A financial strategy is a specific plan for capital acquisition. Few companies operate without looking toward the future. Having a financial strategy in place allows business owners and managers to have an idea of the type of funding needed for specific projects. For example, the strategy will typically include listing the cost of capital for different financing types. While small businesses only have access to the owner’s personal funds or bank loans, large organizations and publicly held companies can issue bonds or stock and seek direct investment in addition to bank loans. Each financing type will usually have a different cost of capital, which is the interest paid on the external funds.
Developing banking and other financial relationships in the business environment can help companies during the capital acquisition process. Having a personal relationship with bankers or lenders can help owners and managers work with individuals during the loan process. A close relationship — used properly — can help companies receive favor if the company is not necessarily in good financial standing. When issuing bonds or stock, a good relationship with a broker can also help, as the brokerage house is responsible for finding buyers and ensuring the company earns the funds needed for its project or opportunity.

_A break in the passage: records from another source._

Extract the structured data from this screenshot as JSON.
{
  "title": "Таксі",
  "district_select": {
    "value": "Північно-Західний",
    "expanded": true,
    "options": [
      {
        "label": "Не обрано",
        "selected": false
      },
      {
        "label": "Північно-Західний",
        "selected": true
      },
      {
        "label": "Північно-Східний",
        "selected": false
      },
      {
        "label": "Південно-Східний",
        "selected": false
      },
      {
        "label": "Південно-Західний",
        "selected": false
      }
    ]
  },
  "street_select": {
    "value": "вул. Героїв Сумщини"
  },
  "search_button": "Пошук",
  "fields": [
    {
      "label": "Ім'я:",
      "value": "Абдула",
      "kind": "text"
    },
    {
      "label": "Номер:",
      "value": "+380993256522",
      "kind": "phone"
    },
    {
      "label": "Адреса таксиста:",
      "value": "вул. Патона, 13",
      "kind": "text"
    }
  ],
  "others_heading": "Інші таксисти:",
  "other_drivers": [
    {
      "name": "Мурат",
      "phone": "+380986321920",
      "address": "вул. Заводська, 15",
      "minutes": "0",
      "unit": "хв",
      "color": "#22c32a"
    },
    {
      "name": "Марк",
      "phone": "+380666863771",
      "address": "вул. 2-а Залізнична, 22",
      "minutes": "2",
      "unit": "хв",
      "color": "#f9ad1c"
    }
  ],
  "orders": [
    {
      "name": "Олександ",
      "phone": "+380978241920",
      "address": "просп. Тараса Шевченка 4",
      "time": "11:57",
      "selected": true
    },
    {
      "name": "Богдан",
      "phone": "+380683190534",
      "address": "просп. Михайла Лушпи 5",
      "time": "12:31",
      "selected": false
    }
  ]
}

Business credit is often necessary when obtaining a bank loan. Small businesses often use the owner’s personal credit when obtaining funds. Have poor or no credit can hamper the company’s capital acquisition ability, as most banks and lenders have strict requirements when loaning funds. To increase credit worthiness, companies can engage in trade credit relationships and use these accounts for references.
Capital acquisition may also require a company to provide the bank or lender with a withdrawal schedule. This schedule shows how the company plans to use funds acquired and the length of time the company expects to use the capital. External funds can be short, medium, or long term in length, depending on the purpose of the loan. In order to hedge the loan process, banks and lenders may only give funds in draws. Companies must use each draw effectively to grow the company without increasing the risk for banks and lenders.